* WORK REQUEST
Below are some records. Print all of them exactly as they appear.

*** Opening of GIVEN DATA ***

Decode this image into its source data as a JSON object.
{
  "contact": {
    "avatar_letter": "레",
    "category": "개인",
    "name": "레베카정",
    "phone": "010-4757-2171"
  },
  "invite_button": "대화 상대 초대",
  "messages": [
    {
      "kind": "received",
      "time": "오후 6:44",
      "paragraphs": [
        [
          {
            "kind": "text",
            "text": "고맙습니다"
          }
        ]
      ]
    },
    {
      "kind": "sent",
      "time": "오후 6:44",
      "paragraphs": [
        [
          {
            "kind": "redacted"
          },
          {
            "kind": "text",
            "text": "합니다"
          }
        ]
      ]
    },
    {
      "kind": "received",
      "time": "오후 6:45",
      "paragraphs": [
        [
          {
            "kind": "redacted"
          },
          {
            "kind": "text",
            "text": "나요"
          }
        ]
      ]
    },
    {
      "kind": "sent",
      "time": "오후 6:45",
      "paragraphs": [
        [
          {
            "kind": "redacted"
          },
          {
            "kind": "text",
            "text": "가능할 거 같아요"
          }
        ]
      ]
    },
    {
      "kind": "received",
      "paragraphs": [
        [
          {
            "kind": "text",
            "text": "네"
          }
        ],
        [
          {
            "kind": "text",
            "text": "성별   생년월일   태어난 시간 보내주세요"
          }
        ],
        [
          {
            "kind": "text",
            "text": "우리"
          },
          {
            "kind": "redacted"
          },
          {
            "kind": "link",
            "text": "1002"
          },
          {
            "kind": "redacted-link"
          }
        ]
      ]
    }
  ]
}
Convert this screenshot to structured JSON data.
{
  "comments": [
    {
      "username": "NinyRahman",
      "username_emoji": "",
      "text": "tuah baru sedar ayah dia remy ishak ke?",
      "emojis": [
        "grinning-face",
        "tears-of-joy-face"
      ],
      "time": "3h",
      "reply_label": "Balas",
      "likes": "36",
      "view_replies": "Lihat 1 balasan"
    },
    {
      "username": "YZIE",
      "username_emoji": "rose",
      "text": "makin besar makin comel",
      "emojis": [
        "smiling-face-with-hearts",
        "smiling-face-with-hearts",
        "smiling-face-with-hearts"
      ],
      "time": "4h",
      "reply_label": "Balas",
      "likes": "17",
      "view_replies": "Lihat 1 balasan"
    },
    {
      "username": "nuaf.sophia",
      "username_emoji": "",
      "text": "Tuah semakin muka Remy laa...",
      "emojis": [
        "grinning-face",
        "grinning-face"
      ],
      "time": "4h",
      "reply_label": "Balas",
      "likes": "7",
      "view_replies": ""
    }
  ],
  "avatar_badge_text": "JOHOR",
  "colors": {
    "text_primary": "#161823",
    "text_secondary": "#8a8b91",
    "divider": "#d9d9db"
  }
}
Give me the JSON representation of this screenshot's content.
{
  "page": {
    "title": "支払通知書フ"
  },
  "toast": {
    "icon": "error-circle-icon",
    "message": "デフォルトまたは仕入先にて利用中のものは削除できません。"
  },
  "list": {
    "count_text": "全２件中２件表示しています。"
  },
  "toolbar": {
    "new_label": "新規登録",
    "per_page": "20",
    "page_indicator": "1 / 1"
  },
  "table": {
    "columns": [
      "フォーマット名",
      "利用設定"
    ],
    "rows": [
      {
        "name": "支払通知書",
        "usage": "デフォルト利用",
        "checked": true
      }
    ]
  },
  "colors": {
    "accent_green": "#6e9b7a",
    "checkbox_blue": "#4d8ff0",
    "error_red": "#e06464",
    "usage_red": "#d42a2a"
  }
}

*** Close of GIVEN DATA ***

* WRITTEN REPLY
Decode this image into its source data as a JSON object.
{
  "contact": {
    "avatar_letter": "레",
    "category": "개인",
    "name": "레베카정",
    "phone": "010-4757-2171"
  },
  "invite_button": "대화 상대 초대",
  "messages": [
    {
      "kind": "received",
      "time": "오후 6:44",
      "paragraphs": [
        [
          {
            "kind": "text",
            "text": "고맙습니다"
          }
        ]
      ]
    },
    {
      "kind": "sent",
      "time": "오후 6:44",
      "paragraphs": [
        [
          {
            "kind": "redacted"
          },
          {
            "kind": "text",
            "text": "합니다"
          }
        ]
      ]
    },
    {
      "kind": "received",
      "time": "오후 6:45",
      "paragraphs": [
        [
          {
            "kind": "redacted"
          },
          {
            "kind": "text",
            "text": "나요"
          }
        ]
      ]
    },
    {
      "kind": "sent",
      "time": "오후 6:45",
      "paragraphs": [
        [
          {
            "kind": "redacted"
          },
          {
            "kind": "text",
            "text": "가능할 거 같아요"
          }
        ]
      ]
    },
    {
      "kind": "received",
      "paragraphs": [
        [
          {
            "kind": "text",
            "text": "네"
          }
        ],
        [
          {
            "kind": "text",
            "text": "성별   생년월일   태어난 시간 보내주세요"
          }
        ],
        [
          {
            "kind": "text",
            "text": "우리"
          },
          {
            "kind": "redacted"
          },
          {
            "kind": "link",
            "text": "1002"
          },
          {
            "kind": "redacted-link"
          }
        ]
      ]
    }
  ]
}
Convert this screenshot to structured JSON data.
{
  "comments": [
    {
      "username": "NinyRahman",
      "username_emoji": "",
      "text": "tuah baru sedar ayah dia remy ishak ke?",
      "emojis": [
        "grinning-face",
        "tears-of-joy-face"
      ],
      "time": "3h",
      "reply_label": "Balas",
      "likes": "36",
      "view_replies": "Lihat 1 balasan"
    },
    {
      "username": "YZIE",
      "username_emoji": "rose",
      "text": "makin besar makin comel",
      "emojis": [
        "smiling-face-with-hearts",
        "smiling-face-with-hearts",
        "smiling-face-with-hearts"
      ],
      "time": "4h",
      "reply_label": "Balas",
      "likes": "17",
      "view_replies": "Lihat 1 balasan"
    },
    {
      "username": "nuaf.sophia",
      "username_emoji": "",
      "text": "Tuah semakin muka Remy laa...",
      "emojis": [
        "grinning-face",
        "grinning-face"
      ],
      "time": "4h",
      "reply_label": "Balas",
      "likes": "7",
      "view_replies": ""
    }
  ],
  "avatar_badge_text": "JOHOR",
  "colors": {
    "text_primary": "#161823",
    "text_secondary": "#8a8b91",
    "divider": "#d9d9db"
  }
}
Give me the JSON representation of this screenshot's content.
{
  "page": {
    "title": "支払通知書フ"
  },
  "toast": {
    "icon": "error-circle-icon",
    "message": "デフォルトまたは仕入先にて利用中のものは削除できません。"
  },
  "list": {
    "count_text": "全２件中２件表示しています。"
  },
  "toolbar": {
    "new_label": "新規登録",
    "per_page": "20",
    "page_indicator": "1 / 1"
  },
  "table": {
    "columns": [
      "フォーマット名",
      "利用設定"
    ],
    "rows": [
      {
        "name": "支払通知書",
        "usage": "デフォルト利用",
        "checked": true
      }
    ]
  },
  "colors": {
    "accent_green": "#6e9b7a",
    "checkbox_blue": "#4d8ff0",
    "error_red": "#e06464",
    "usage_red": "#d42a2a"
  }
}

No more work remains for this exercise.